- Tancos, Matthew A., Lowe‐Power, Tiffany M., Peritore‐Galve, F. Christopher, Tran, Tuan M., Allen, Caitilyn, Smart, Christine D.
- Molecular plant pathology 2018 v.19 no.5 pp. 1210-1221
- Actinobacteria, Ralstonia solanacearum, cell walls, disease severity, expansins, fruits, genes, mutants, necrosis, petioles, plant growth, plant pathogenic bacteria, root diseases, root inoculation, roots, seedlings, tomatoes, virulence, wilting
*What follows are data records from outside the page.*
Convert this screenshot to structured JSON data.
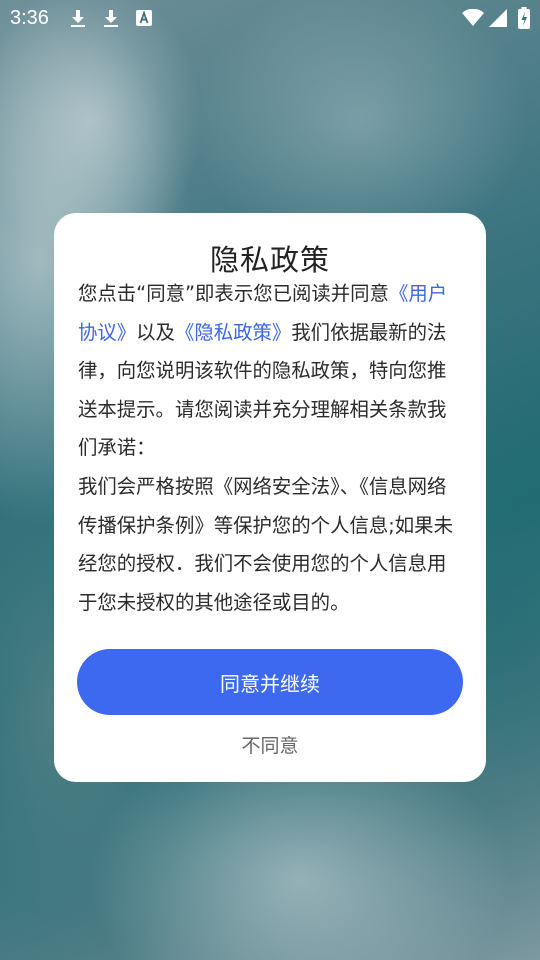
{
  "status_bar": {
    "time": "3:36",
    "icons": [
      "download-icon",
      "download-icon",
      "keyboard-a-icon",
      "wifi-icon",
      "signal-icon",
      "battery-icon"
    ]
  },
  "dialog": {
    "title": "隐私政策",
    "body_intro": "您点击“同意”即表示您已阅读并同意",
    "link_user_agreement": "《用户协议》",
    "body_and": "以及",
    "link_privacy_policy": "《隐私政策》",
    "body_main": "我们依据最新的法律，向您说明该软件的隐私政策，特向您推送本提示。请您阅读并充分理解相关条款我们承诺：",
    "body_promise": "我们会严格按照《网络安全法》、《信息网络传播保护条例》等保护您的个人信息;如果未经您的授权．我们不会使用您的个人信息用于您未授权的其他途径或目的。",
    "agree_button": "同意并继续",
    "disagree_button": "不同意"
  },
  "colors": {
    "accent": "#3d68f0",
    "link": "#3d66e6",
    "dialog_bg": "#ffffff"
  }
}
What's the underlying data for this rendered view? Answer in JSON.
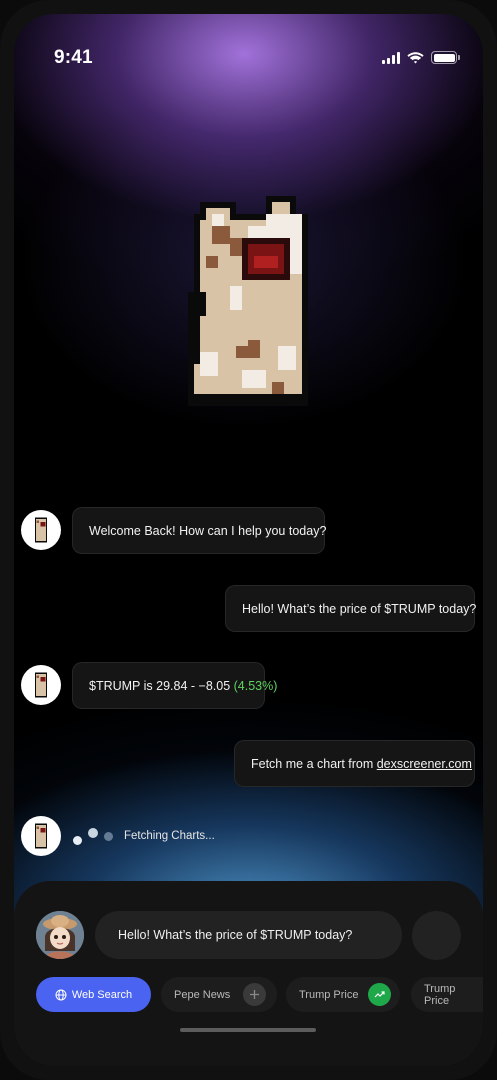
{
  "status_bar": {
    "time": "9:41",
    "icons": [
      "signal-icon",
      "wifi-icon",
      "battery-icon"
    ]
  },
  "mascot": {
    "icon": "pixel-cat-icon"
  },
  "chat": {
    "messages": [
      {
        "sender": "bot",
        "text": "Welcome Back! How can I help you today?"
      },
      {
        "sender": "user",
        "text": "Hello! What’s the price of $TRUMP today?"
      },
      {
        "sender": "bot",
        "text_prefix": "$TRUMP is 29.84 - −8.05 ",
        "text_change": "(4.53%)"
      },
      {
        "sender": "user",
        "text_prefix": "Fetch me a chart from ",
        "link": "dexscreener.com"
      }
    ],
    "status": "Fetching Charts..."
  },
  "composer": {
    "input_value": "Hello! What’s the price of $TRUMP today?"
  },
  "chips": [
    {
      "label": "Web Search",
      "icon": "globe-icon"
    },
    {
      "label": "Pepe News",
      "icon": "plus-icon"
    },
    {
      "label": "Trump Price",
      "icon": "trend-up-icon"
    },
    {
      "label": "Trump Price"
    }
  ],
  "colors": {
    "accent": "#4a63f0",
    "positive": "#5fd35f",
    "trend_badge": "#1fa84a"
  }
}
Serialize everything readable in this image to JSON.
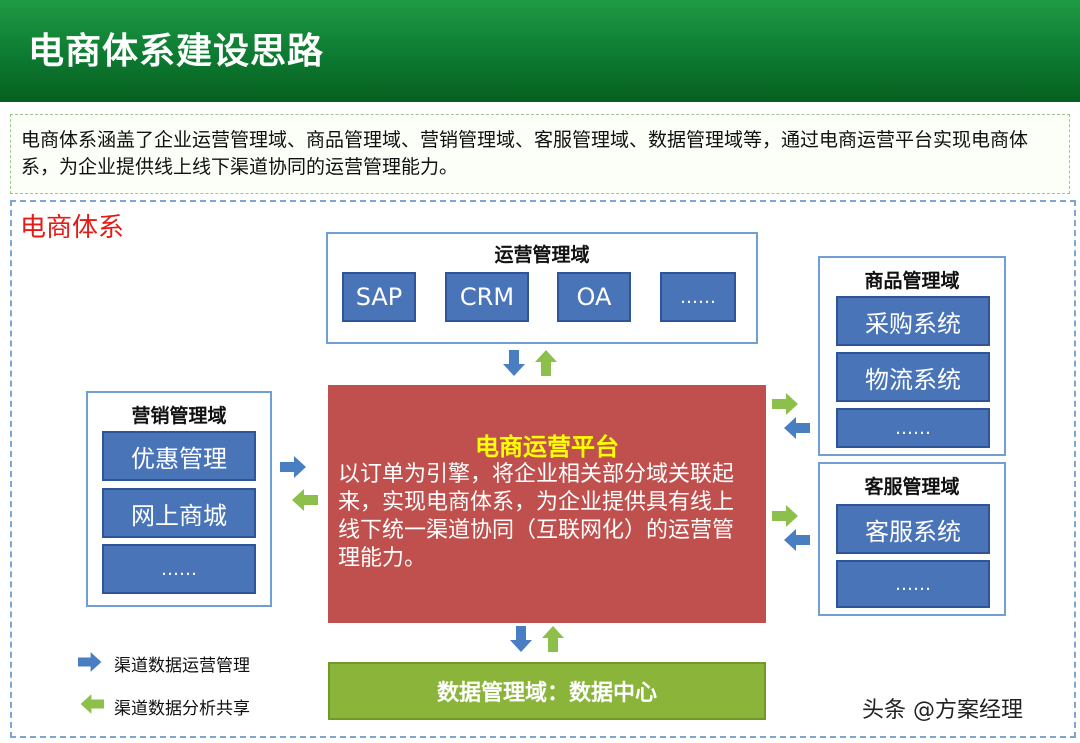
{
  "header": {
    "title": "电商体系建设思路"
  },
  "intro": {
    "text": "电商体系涵盖了企业运营管理域、商品管理域、营销管理域、客服管理域、数据管理域等，通过电商运营平台实现电商体系，为企业提供线上线下渠道协同的运营管理能力。"
  },
  "system": {
    "title": "电商体系"
  },
  "operations": {
    "title": "运营管理域",
    "items": [
      "SAP",
      "CRM",
      "OA",
      "……"
    ]
  },
  "marketing": {
    "title": "营销管理域",
    "items": [
      "优惠管理",
      "网上商城",
      "……"
    ]
  },
  "goods": {
    "title": "商品管理域",
    "items": [
      "采购系统",
      "物流系统",
      "……"
    ]
  },
  "service": {
    "title": "客服管理域",
    "items": [
      "客服系统",
      "……"
    ]
  },
  "platform": {
    "title": "电商运营平台",
    "desc": "以订单为引擎，将企业相关部分域关联起来，实现电商体系，为企业提供具有线上线下统一渠道协同（互联网化）的运营管理能力。"
  },
  "data_domain": {
    "label": "数据管理域：数据中心"
  },
  "legend": {
    "blue": "渠道数据运营管理",
    "green": "渠道数据分析共享"
  },
  "colors": {
    "blue_arrow": "#4a7ec2",
    "green_arrow": "#8cc04a",
    "platform": "#c0504d",
    "header": "#0d7a31",
    "system_title": "#e41b17"
  },
  "watermark": "头条 @方案经理"
}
- Expansin proteins, which loosen plant cell walls, play critical roles in normal plant growth and development. The horizontal acquisition of functional plant‐like expansin genes in numerous xylem‐colonizing phytopathogenic bacteria suggests that bacterial expansins may also contribute to virulence. To investigate the role of bacterial expansins in plant diseases, we mutated the non‐chimeric expansin genes (CmEXLX2 and RsEXLX) of two xylem‐inhabiting bacterial pathogens, the Actinobacterium Clavibacter michiganensis ssp. michiganensis (Cmm) and the β‐proteobacterium Ralstonia solanacearum (Rs), respectively. The Cmm ΔCmEXLX2 mutant caused increased symptom development on tomato, which was characterized by more rapid wilting, greater vascular necrosis and abundant atypical lesions on distant petioles. This increased disease severity correlated with larger in planta populations of the ΔCmEXLX2 mutant, even though the strains grew as well as the wild‐type in vitro. Similarly, when inoculated onto tomato fruit, ΔCmEXLX2 caused significantly larger lesions with larger necrotic centres. In contrast, the Rs ΔRsEXLX mutant showed reduced virulence on tomato following root inoculation, but not following direct petiole inoculation, suggesting that the RsEXLX expansin contributes to early virulence at the root infection stage. Consistent with this finding, ΔRsEXLX attached to tomato seedling roots better than the wild‐type Rs, which may prevent mutants from invading the plant's vasculature. These contrasting results demonstrate the diverse roles of non‐chimeric bacterial expansins and highlight their importance in plant–bacterial interactions.